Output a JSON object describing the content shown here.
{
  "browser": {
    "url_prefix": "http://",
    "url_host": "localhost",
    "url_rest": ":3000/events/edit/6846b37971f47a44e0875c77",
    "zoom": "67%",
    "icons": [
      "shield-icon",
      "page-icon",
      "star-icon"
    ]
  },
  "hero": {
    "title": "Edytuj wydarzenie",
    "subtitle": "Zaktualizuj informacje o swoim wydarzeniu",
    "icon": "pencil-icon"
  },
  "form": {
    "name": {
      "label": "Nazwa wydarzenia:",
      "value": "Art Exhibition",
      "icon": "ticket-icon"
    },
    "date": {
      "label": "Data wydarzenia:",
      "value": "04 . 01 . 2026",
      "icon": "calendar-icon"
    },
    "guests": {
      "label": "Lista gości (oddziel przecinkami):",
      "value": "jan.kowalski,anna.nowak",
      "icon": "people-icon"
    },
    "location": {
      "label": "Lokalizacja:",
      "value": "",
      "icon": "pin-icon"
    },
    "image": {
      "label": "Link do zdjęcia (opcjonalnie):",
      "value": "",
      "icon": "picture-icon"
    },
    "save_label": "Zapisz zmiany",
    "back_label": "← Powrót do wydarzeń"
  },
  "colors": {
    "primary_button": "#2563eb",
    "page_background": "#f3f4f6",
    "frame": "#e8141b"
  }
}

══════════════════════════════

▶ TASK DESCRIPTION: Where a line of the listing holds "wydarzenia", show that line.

▶ ANSWER SPACE:
      "label": "Nazwa wydarzenia:",
      "label": "Data wydarzenia:",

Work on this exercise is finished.